# WHAT TO WORK ON
Copy each line of the records below that has "true" in it.

# DATA EXTRACTS
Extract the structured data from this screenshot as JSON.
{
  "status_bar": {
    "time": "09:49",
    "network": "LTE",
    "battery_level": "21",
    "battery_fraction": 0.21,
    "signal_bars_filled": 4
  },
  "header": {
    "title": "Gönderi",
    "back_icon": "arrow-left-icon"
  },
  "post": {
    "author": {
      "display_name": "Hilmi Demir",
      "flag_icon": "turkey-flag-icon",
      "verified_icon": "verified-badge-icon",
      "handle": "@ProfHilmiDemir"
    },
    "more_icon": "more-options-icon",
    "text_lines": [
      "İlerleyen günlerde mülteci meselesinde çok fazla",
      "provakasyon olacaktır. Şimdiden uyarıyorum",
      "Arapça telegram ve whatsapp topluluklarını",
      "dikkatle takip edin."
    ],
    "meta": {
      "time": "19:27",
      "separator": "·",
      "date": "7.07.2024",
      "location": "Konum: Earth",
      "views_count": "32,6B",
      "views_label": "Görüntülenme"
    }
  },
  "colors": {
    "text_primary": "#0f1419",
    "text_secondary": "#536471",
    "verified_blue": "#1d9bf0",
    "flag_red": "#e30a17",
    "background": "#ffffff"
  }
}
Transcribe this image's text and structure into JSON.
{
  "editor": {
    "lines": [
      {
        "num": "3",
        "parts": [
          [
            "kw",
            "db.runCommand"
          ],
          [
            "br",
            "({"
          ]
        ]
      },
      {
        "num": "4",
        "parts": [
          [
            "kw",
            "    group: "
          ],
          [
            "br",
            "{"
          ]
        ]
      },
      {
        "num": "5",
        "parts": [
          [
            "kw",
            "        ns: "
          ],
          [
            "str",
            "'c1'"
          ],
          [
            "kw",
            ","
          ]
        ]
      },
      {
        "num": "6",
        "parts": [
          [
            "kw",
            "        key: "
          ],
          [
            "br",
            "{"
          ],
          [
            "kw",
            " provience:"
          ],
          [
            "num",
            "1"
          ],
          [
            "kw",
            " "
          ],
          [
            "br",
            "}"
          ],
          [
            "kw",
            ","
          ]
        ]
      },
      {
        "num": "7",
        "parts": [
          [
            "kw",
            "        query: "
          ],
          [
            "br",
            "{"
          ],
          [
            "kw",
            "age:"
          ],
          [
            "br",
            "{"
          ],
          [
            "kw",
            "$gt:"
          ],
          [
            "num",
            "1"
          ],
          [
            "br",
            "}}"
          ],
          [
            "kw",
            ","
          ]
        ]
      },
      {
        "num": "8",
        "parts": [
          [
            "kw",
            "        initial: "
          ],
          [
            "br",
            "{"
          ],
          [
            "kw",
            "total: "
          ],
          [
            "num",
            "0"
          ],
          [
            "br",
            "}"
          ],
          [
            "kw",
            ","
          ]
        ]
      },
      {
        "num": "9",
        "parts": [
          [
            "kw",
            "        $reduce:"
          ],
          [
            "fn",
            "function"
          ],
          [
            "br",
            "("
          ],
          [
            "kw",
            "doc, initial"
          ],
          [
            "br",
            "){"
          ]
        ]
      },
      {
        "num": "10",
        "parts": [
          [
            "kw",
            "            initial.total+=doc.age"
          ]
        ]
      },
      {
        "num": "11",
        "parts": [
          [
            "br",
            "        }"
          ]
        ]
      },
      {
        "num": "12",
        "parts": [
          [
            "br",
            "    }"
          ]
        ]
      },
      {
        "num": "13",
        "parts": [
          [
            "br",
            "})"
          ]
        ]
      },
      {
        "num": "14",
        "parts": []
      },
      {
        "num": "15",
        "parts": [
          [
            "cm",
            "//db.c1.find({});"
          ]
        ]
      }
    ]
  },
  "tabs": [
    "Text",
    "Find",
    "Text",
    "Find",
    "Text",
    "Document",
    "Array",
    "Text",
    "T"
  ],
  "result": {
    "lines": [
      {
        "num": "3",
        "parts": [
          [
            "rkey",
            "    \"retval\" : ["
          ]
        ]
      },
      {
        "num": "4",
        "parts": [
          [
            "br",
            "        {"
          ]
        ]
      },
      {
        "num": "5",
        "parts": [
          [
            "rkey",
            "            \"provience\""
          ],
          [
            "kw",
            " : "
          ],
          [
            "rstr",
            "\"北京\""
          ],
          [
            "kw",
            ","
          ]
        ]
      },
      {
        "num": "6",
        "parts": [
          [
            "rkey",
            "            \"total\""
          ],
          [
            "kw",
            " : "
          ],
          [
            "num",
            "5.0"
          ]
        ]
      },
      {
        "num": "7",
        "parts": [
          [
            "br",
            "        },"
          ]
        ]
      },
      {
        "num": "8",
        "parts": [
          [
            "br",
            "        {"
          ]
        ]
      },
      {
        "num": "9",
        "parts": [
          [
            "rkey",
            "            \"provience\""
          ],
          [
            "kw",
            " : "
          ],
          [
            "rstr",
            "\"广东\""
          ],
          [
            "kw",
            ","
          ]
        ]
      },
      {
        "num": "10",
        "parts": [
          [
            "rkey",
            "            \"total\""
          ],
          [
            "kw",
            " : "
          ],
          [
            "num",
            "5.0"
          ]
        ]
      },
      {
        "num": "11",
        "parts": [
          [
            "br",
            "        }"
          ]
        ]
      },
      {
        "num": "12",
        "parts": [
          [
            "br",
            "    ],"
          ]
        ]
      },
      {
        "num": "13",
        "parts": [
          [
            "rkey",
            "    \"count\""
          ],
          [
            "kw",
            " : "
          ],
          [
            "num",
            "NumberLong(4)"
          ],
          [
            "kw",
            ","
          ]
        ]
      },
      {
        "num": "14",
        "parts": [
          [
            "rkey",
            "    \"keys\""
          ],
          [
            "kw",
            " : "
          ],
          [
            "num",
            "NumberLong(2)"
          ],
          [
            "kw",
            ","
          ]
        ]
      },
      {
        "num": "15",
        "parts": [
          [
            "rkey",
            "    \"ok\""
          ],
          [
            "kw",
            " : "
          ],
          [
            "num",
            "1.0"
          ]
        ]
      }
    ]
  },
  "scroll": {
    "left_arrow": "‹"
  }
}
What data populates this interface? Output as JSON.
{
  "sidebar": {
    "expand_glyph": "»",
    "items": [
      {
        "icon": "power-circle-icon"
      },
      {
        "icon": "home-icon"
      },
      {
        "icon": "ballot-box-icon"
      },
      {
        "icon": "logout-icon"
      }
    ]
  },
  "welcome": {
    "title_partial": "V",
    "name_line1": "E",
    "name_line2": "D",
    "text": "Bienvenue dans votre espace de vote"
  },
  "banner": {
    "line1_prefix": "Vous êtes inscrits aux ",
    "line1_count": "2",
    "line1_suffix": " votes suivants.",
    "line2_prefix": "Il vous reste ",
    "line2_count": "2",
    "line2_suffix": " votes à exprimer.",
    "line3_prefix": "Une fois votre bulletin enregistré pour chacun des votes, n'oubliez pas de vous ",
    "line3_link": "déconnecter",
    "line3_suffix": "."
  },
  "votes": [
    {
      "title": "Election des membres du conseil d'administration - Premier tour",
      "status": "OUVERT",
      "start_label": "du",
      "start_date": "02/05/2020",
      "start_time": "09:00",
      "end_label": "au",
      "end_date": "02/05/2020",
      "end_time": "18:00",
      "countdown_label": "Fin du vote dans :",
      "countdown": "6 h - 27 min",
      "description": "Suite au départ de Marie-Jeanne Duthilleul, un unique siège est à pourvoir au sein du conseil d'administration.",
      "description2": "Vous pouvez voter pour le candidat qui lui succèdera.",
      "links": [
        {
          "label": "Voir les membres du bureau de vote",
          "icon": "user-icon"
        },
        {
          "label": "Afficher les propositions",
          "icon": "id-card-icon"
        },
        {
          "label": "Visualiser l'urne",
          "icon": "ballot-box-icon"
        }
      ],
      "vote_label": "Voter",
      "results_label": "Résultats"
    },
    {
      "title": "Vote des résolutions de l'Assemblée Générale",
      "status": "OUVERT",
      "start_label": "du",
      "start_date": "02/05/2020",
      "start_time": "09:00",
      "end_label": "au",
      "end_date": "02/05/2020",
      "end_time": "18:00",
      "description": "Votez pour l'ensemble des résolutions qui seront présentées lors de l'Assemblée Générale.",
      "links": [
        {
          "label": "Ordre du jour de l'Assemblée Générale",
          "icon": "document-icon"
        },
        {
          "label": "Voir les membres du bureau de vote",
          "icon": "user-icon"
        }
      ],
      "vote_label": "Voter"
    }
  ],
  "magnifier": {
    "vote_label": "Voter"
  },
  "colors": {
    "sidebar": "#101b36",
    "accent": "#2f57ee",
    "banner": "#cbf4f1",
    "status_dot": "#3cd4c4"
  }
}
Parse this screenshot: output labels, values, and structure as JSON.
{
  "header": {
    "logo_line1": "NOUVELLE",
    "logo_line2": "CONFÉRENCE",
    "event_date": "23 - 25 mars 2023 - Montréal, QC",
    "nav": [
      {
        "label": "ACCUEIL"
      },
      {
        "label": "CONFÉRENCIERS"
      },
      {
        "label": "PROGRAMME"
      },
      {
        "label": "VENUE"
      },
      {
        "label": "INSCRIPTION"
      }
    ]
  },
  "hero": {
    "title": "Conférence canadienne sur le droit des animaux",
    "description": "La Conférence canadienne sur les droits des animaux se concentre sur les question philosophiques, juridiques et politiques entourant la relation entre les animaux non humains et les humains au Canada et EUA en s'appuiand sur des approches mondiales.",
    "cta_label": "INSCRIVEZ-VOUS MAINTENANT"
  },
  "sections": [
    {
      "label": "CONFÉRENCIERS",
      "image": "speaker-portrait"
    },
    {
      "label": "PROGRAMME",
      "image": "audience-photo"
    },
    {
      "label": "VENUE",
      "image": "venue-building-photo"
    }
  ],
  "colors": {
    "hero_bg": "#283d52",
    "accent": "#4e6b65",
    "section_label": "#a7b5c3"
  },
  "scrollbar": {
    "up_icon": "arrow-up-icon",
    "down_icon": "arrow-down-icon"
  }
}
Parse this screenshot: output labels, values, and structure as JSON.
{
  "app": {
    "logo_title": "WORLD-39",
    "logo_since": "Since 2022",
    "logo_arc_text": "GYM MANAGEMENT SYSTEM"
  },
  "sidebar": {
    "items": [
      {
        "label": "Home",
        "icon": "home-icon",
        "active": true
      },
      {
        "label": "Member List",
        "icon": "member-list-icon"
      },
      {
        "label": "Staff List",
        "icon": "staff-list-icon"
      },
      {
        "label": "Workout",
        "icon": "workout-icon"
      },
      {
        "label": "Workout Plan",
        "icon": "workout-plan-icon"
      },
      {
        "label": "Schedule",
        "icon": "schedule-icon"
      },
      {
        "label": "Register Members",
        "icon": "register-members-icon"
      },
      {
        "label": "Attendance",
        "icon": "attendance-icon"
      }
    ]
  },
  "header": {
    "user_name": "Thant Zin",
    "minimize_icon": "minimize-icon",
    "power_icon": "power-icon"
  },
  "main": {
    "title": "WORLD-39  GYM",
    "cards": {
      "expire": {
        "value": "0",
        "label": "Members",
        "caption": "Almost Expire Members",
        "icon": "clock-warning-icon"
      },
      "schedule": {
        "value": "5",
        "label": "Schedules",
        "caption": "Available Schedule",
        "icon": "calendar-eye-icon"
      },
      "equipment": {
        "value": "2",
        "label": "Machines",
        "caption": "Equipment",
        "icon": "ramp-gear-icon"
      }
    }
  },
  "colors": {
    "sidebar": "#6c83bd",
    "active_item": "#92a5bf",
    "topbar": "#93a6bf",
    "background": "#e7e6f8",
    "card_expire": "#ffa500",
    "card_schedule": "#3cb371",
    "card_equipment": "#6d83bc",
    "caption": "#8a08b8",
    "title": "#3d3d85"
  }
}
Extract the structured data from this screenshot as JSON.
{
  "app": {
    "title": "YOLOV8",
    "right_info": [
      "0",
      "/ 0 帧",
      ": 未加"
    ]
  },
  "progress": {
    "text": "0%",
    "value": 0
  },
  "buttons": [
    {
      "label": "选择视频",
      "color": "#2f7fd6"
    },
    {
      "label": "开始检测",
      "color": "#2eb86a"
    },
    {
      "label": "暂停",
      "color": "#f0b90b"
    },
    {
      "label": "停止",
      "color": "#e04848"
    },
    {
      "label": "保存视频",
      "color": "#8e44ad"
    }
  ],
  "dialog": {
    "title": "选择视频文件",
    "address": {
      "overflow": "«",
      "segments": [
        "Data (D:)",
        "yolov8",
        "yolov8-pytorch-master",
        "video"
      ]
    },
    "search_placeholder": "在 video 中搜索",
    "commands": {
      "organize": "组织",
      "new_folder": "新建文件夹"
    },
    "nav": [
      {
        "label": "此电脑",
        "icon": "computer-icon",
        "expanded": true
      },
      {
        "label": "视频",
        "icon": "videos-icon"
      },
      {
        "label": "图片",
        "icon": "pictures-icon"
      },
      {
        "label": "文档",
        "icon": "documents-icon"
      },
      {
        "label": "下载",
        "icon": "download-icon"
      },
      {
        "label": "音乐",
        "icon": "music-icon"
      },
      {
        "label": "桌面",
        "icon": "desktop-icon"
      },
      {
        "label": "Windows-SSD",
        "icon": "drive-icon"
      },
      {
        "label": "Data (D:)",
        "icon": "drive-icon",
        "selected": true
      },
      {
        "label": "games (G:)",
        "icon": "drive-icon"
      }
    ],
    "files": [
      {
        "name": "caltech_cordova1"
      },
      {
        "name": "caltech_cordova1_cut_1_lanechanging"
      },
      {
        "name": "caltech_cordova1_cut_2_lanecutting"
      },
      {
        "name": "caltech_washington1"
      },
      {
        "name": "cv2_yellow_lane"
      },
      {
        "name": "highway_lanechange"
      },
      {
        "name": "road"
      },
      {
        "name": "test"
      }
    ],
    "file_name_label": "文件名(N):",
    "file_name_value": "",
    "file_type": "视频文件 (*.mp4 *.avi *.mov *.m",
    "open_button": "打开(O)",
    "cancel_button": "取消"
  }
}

# ANSWER TO THIS TASK
        "active": true
        "expanded": true
        "selected": true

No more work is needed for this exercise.